    I've made a few bits and pieces but really nothing much so far. It's mostly been used for getting to know what it can do and get a feel for playing with different cutter geometries. Having access to the vertical side of the block has been handy as I've used the shaper for slotting the ends of a couple of bigger size boring bars to take the cutting bits. Being able to use the vertical surface was VERY nice.

    Sorry for the first shot of the machine on it's heavy cast stand. It was sitting in "portrait" mode until I posted it to my album here on HSM and there seems to be no way to rotate it. So lean to the right.....

    Altogether the machine weighs easily as much as a very heavy motorcycle and likely close to what some of the smaller cars out there weigh. I cannot so much as budge a corner of the base even when there is no machine on top of it or motor inside. To aid me in moving it around I made up a lever lift strap buggy that slips underneath and gets the other wheel bolted on. Then I can "wheel barrow" it around the shop. If this sounds interesting I could take some piccies of the buggy for folks to look over.

    Next are the right and left sides then the left side with covers open for the belt changing and ram travel adjustments. I had to make up a crow's foot tool for the travel adjuster since at some amounts of travel the nut is partially hidden and cannot be reached with a socket and extension.

    You can see from the placement of the power switch in the view above that I wanted to be sure I was well away from the ram in case I were to be leaning over and get punched in the forehead Really though between the ram threatening to bop us one and the chips being tossed off the front standing to the side is not a bad idea at all. Besides, all the controls I need are on that side. So it made perfect sense to put the switch back there.
    Chilliwack BC, Canada

  • #2
    Apparently smilies count as images when the forum is counting up to the limit of 4 pictures. I didn't spot the smilie until I split and posted the first part... There's another one for you....

    Before I put in any more smilies here's the other two pictures.

    The side with the covers and with covers open.

    Chilliwack BC, Canada


    • #3
      THat's a really nice compact machine.
      West Sussex UK


      • #4
        they are the best small shaper there is.


        • #5
          Having the motor down underneath in the base sure does help keep the foot print under control.

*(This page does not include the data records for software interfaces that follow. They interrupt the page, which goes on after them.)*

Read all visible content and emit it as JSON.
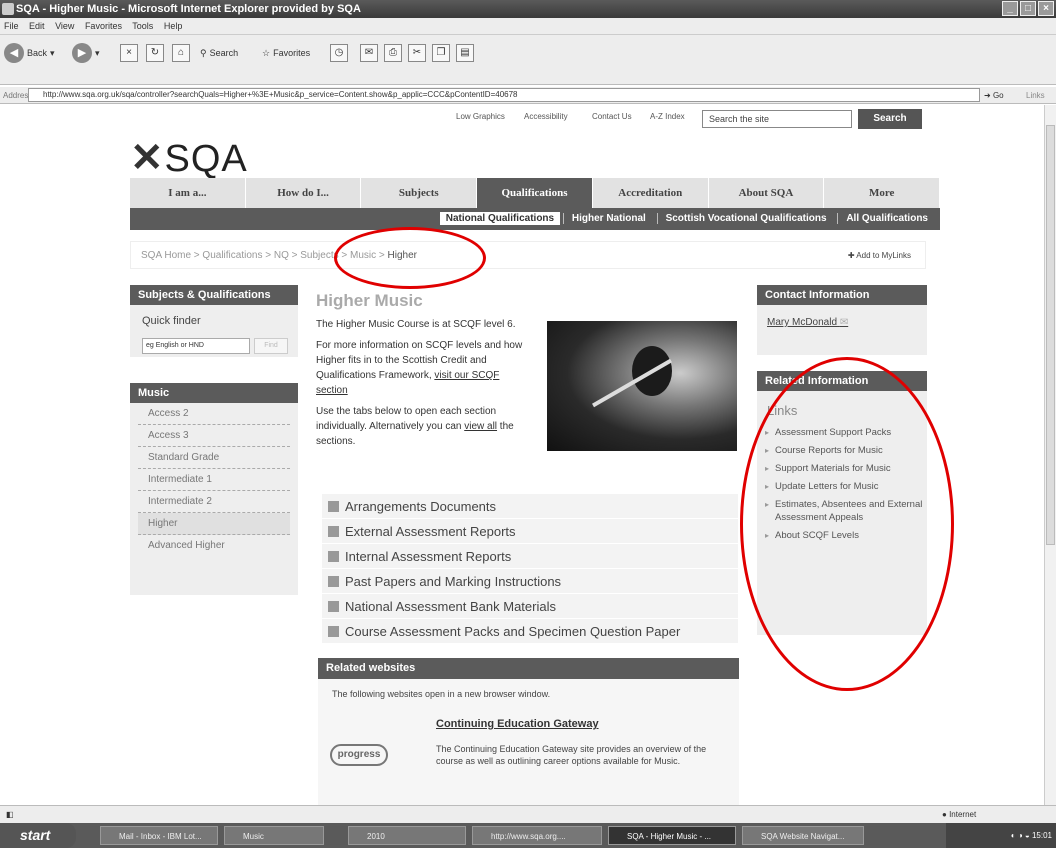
{
  "window": {
    "title": "SQA - Higher Music - Microsoft Internet Explorer provided by SQA"
  },
  "menu": [
    "File",
    "Edit",
    "View",
    "Favorites",
    "Tools",
    "Help"
  ],
  "toolbar": {
    "back": "Back",
    "search": "Search",
    "favorites": "Favorites"
  },
  "address": {
    "label": "Address",
    "url": "http://www.sqa.org.uk/sqa/controller?searchQuals=Higher+%3E+Music&p_service=Content.show&p_applic=CCC&pContentID=40678",
    "go": "Go",
    "links": "Links"
  },
  "header": {
    "util": [
      "Low Graphics",
      "Accessibility",
      "Contact Us",
      "A-Z Index"
    ],
    "search_placeholder": "Search the site",
    "search_button": "Search",
    "logo": "SQA"
  },
  "nav": [
    "I am a...",
    "How do I...",
    "Subjects",
    "Qualifications",
    "Accreditation",
    "About SQA",
    "More"
  ],
  "subnav": [
    "National Qualifications",
    "Higher National",
    "Scottish Vocational Qualifications",
    "All Qualifications"
  ],
  "breadcrumb": {
    "path": "SQA Home > Qualifications > NQ > Subjects > Music > ",
    "current": "Higher",
    "mylinks": "Add to MyLinks"
  },
  "left": {
    "subjects_title": "Subjects & Qualifications",
    "quick_finder": "Quick finder",
    "qf_placeholder": "eg English or HND",
    "qf_button": "Find",
    "music_title": "Music",
    "music_items": [
      "Access 2",
      "Access 3",
      "Standard Grade",
      "Intermediate 1",
      "Intermediate 2",
      "Higher",
      "Advanced Higher"
    ]
  },
  "main": {
    "title": "Higher Music",
    "p1": "The Higher Music Course is at SCQF level 6.",
    "p2a": "For more information on SCQF levels and how Higher fits in to the Scottish Credit and Qualifications Framework, ",
    "p2link": "visit our SCQF section",
    "p3a": "Use the tabs below to open each section individually. Alternatively you can ",
    "p3link": "view all",
    "p3b": " the sections.",
    "tabs": [
      "Arrangements Documents",
      "External Assessment Reports",
      "Internal Assessment Reports",
      "Past Papers and Marking Instructions",
      "National Assessment Bank Materials",
      "Course Assessment Packs and Specimen Question Paper"
    ]
  },
  "related_websites": {
    "title": "Related websites",
    "intro": "The following websites open in a new browser window.",
    "link": "Continuing Education Gateway",
    "desc": "The Continuing Education Gateway site provides an overview of the course as well as outlining career options available for Music.",
    "logo": "progress"
  },
  "right": {
    "contact_title": "Contact Information",
    "contact_name": "Mary McDonald",
    "related_title": "Related Information",
    "links_heading": "Links",
    "links": [
      "Assessment Support Packs",
      "Course Reports for Music",
      "Support Materials for Music",
      "Update Letters for Music",
      "Estimates, Absentees and External Assessment Appeals",
      "About SCQF Levels"
    ]
  },
  "status": {
    "zone": "Internet"
  },
  "taskbar": {
    "start": "start",
    "tasks": [
      "Mail - Inbox - IBM Lot...",
      "Music",
      "2010",
      "http://www.sqa.org....",
      "SQA - Higher Music - ...",
      "SQA Website Navigat..."
    ],
    "clock": "15:01"
  }
}
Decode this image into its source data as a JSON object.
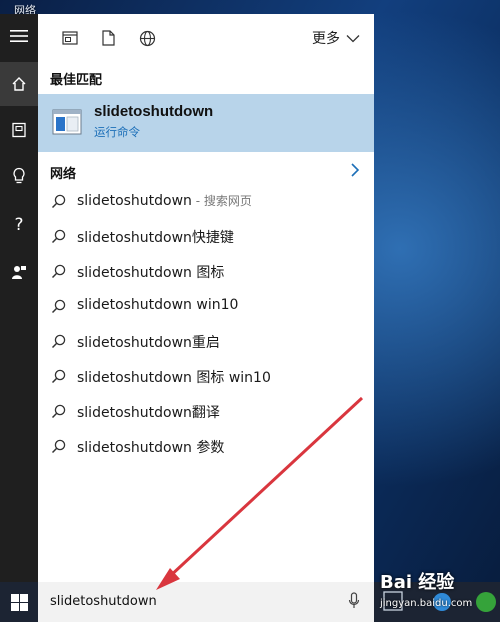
{
  "desktop": {
    "label": "网络"
  },
  "rail": {
    "items": [
      {
        "name": "menu"
      },
      {
        "name": "home"
      },
      {
        "name": "notebook"
      },
      {
        "name": "tips"
      },
      {
        "name": "help"
      },
      {
        "name": "feedback"
      }
    ]
  },
  "panel": {
    "top": {
      "more_label": "更多"
    },
    "best_match": {
      "section_title": "最佳匹配",
      "name": "slidetoshutdown",
      "type": "运行命令"
    },
    "network": {
      "section_title": "网络"
    },
    "suggestions": [
      {
        "text": "slidetoshutdown",
        "sub": " - 搜索网页"
      },
      {
        "text": "slidetoshutdown快捷键",
        "sub": ""
      },
      {
        "text": "slidetoshutdown 图标",
        "sub": ""
      },
      {
        "text": "slidetoshutdown win10",
        "sub": ""
      },
      {
        "text": "slidetoshutdown重启",
        "sub": ""
      },
      {
        "text": "slidetoshutdown 图标 win10",
        "sub": ""
      },
      {
        "text": "slidetoshutdown翻译",
        "sub": ""
      },
      {
        "text": "slidetoshutdown 参数",
        "sub": ""
      }
    ]
  },
  "taskbar": {
    "search_value": "slidetoshutdown",
    "watermark": "Bai 经验",
    "watermark_sub": "jingyan.baidu.com"
  },
  "colors": {
    "accent": "#1c6fb8",
    "selection": "#b8d4ea",
    "arrow": "#d9363e"
  }
}
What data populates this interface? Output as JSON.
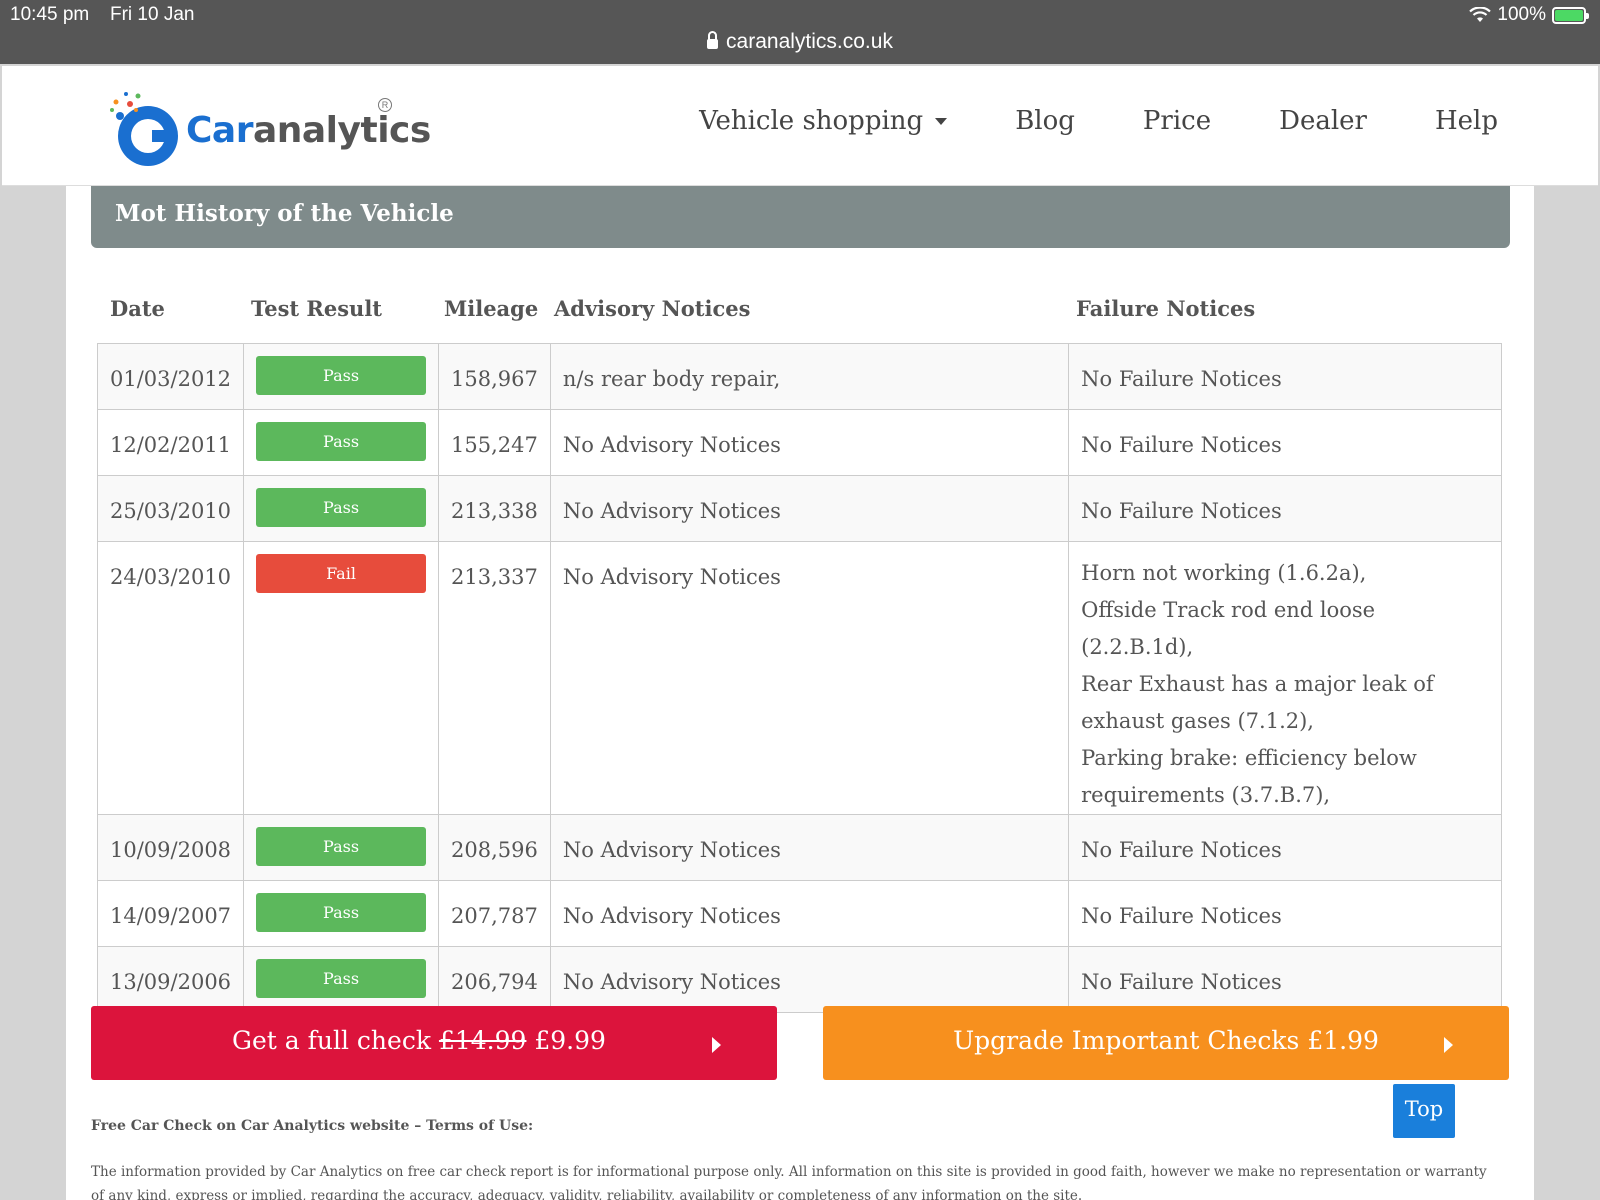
{
  "status_bar": {
    "time": "10:45 pm",
    "date": "Fri 10 Jan",
    "battery": "100%",
    "url": "caranalytics.co.uk"
  },
  "brand": {
    "name_part1": "Car",
    "name_part2": "analytics",
    "registered": "R",
    "accent": "#1a6fd0"
  },
  "nav": {
    "items": [
      "Vehicle shopping",
      "Blog",
      "Price",
      "Dealer",
      "Help"
    ]
  },
  "section": {
    "title": "Mot History of the Vehicle"
  },
  "table": {
    "headers": [
      "Date",
      "Test Result",
      "Mileage",
      "Advisory Notices",
      "Failure Notices"
    ],
    "rows": [
      {
        "date": "01/03/2012",
        "result": "Pass",
        "mileage": "158,967",
        "advisory": "n/s rear body repair,",
        "failure": "No Failure Notices"
      },
      {
        "date": "12/02/2011",
        "result": "Pass",
        "mileage": "155,247",
        "advisory": "No Advisory Notices",
        "failure": "No Failure Notices"
      },
      {
        "date": "25/03/2010",
        "result": "Pass",
        "mileage": "213,338",
        "advisory": "No Advisory Notices",
        "failure": "No Failure Notices"
      },
      {
        "date": "24/03/2010",
        "result": "Fail",
        "mileage": "213,337",
        "advisory": "No Advisory Notices",
        "failure_lines": [
          "Horn not working (1.6.2a),",
          "Offside Track rod end loose (2.2.B.1d),",
          "Rear Exhaust has a major leak of",
          "exhaust gases (7.1.2),",
          "Parking brake: efficiency below",
          "requirements (3.7.B.7),"
        ]
      },
      {
        "date": "10/09/2008",
        "result": "Pass",
        "mileage": "208,596",
        "advisory": "No Advisory Notices",
        "failure": "No Failure Notices"
      },
      {
        "date": "14/09/2007",
        "result": "Pass",
        "mileage": "207,787",
        "advisory": "No Advisory Notices",
        "failure": "No Failure Notices"
      },
      {
        "date": "13/09/2006",
        "result": "Pass",
        "mileage": "206,794",
        "advisory": "No Advisory Notices",
        "failure": "No Failure Notices"
      }
    ]
  },
  "cta": {
    "full_check_prefix": "Get a full check",
    "full_check_old_price": "£14.99",
    "full_check_price": "£9.99",
    "upgrade_label": "Upgrade Important Checks £1.99",
    "top_label": "Top",
    "colors": {
      "red": "#dc143c",
      "orange": "#f7901e",
      "top": "#1a7fdb",
      "pass": "#5cb85c",
      "fail": "#e74c3c"
    }
  },
  "terms": {
    "title": "Free Car Check on Car Analytics website – Terms of Use:",
    "body": "The information provided by Car Analytics on free car check report is for informational purpose only. All information on this site is provided in good faith, however we make no representation or warranty of any kind, express or implied, regarding the accuracy, adequacy, validity, reliability, availability or completeness of any information on the site."
  }
}
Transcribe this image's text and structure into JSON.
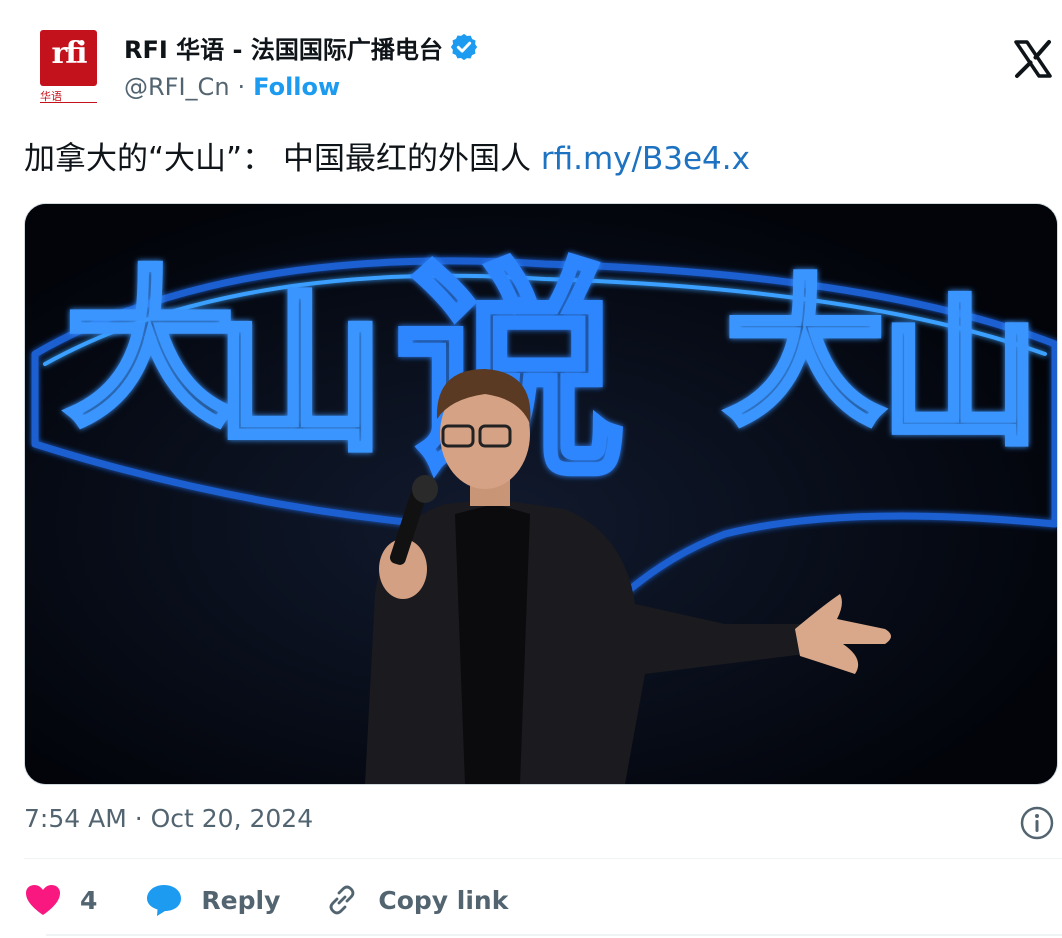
{
  "author": {
    "avatar_text": "rfi",
    "avatar_subtext": "华语",
    "display_name": "RFI 华语 - 法国国际广播电台",
    "handle": "@RFI_Cn",
    "separator": "·",
    "follow_label": "Follow",
    "verified": true
  },
  "tweet": {
    "text": "加拿大的“大山”： 中国最红的外国人",
    "link": "rfi.my/B3e4.x"
  },
  "media": {
    "neon_text": [
      "大",
      "山",
      "说",
      "大",
      "山"
    ]
  },
  "meta": {
    "timestamp": "7:54 AM · Oct 20, 2024"
  },
  "actions": {
    "like_count": "4",
    "reply_label": "Reply",
    "copy_label": "Copy link"
  },
  "colors": {
    "accent": "#1d9bf0",
    "link": "#1d72c2",
    "like": "#f91880",
    "brand": "#c4121c",
    "neon": "#2b8fff"
  },
  "icons": {
    "close": "x-logo-icon",
    "verified": "verified-badge-icon",
    "info": "info-icon",
    "like": "heart-icon",
    "reply": "speech-bubble-icon",
    "copy": "link-icon"
  }
}
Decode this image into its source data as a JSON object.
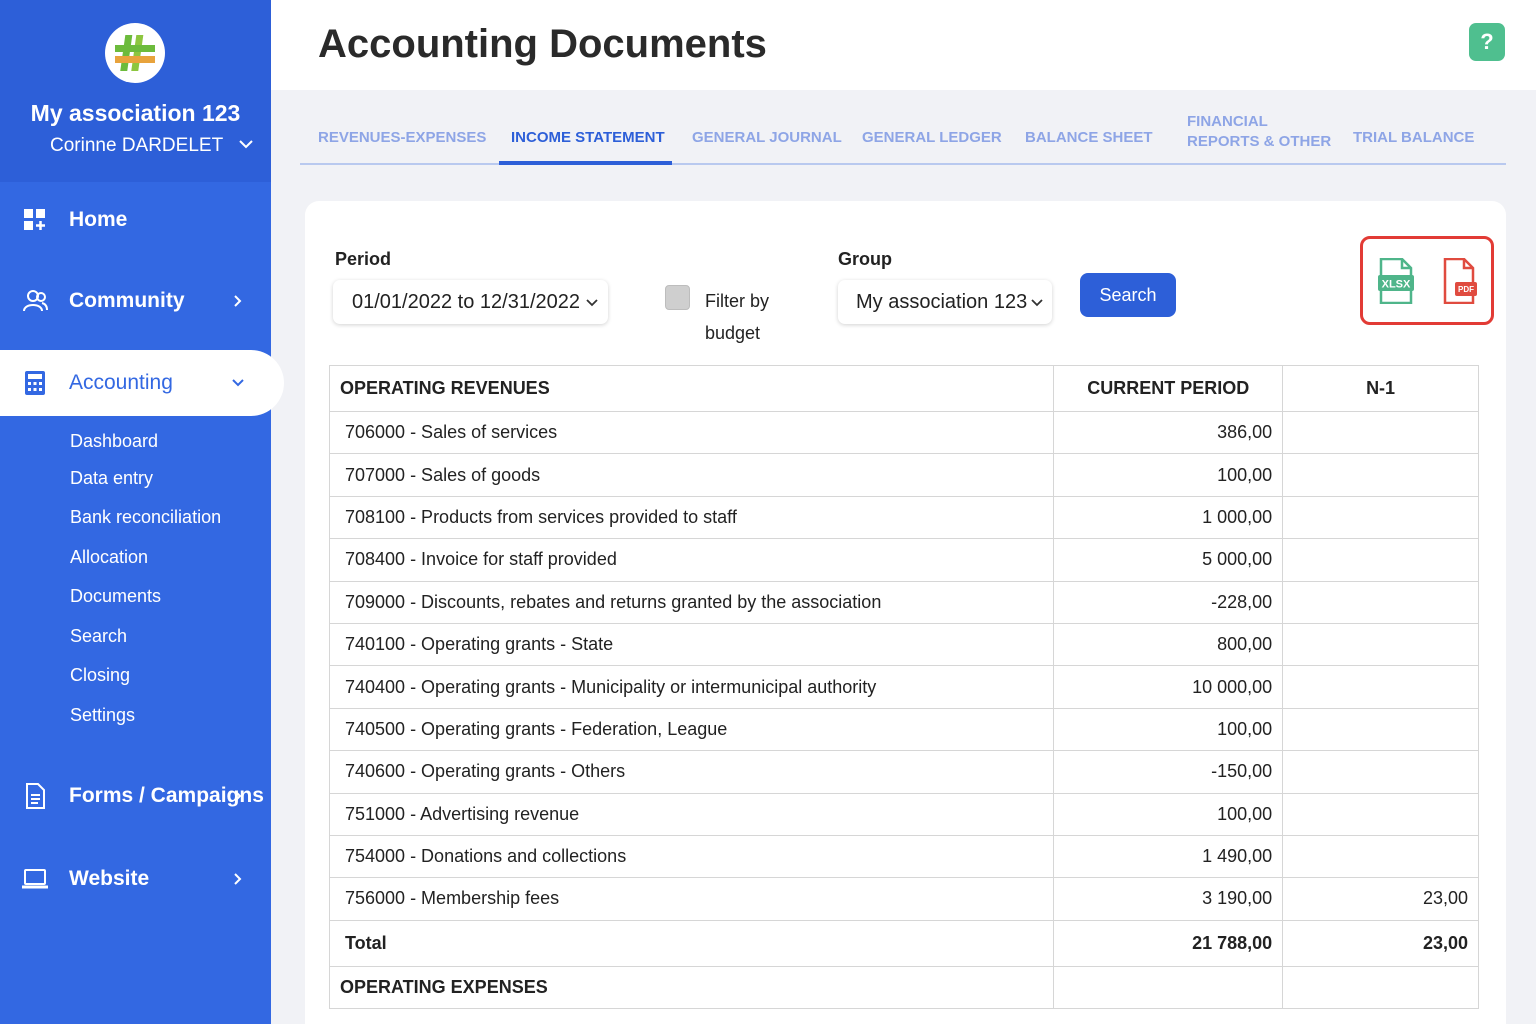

          I can't say I've got a lot of experience with it but so far it seems far more capable than the size suggests. I've not had the guts to try for more than a 1/8" DOC with the roughly .004 step on self feed. But it took that without much of a grunt at all.

          I needed room under the machine to allow me to fit the lifting bogey for moving it around. So I made the feet such that I could also adjust them to make up for uneven floors. With it sitting nice and equal on the feet there's very little "swing" to the machine so there's not a lot of drama when it cuts. But as Jerry pointed out in the "are shapers boring?" thread the power in it is certainly there. It may not be fast but it won't be stalled or turned away either. From watching You Tube videos I learned the value of the practice of cycling the machine by hand through a full stroke or two looking for possible collision issues.

          I think it's sort of like watching a guy with a big bulldozer moving around in tight spots. It's impressive how much can be done in a short time. But if the operator makes one small slipup then things go REALLY bad in a hurry. And the bulldozer won't even blink while it does the dirty deed.

          It's funny but for some reason I'd missed or forgotten that the machine is a different grey from the base! ! !
          Chilliwack BC, Canada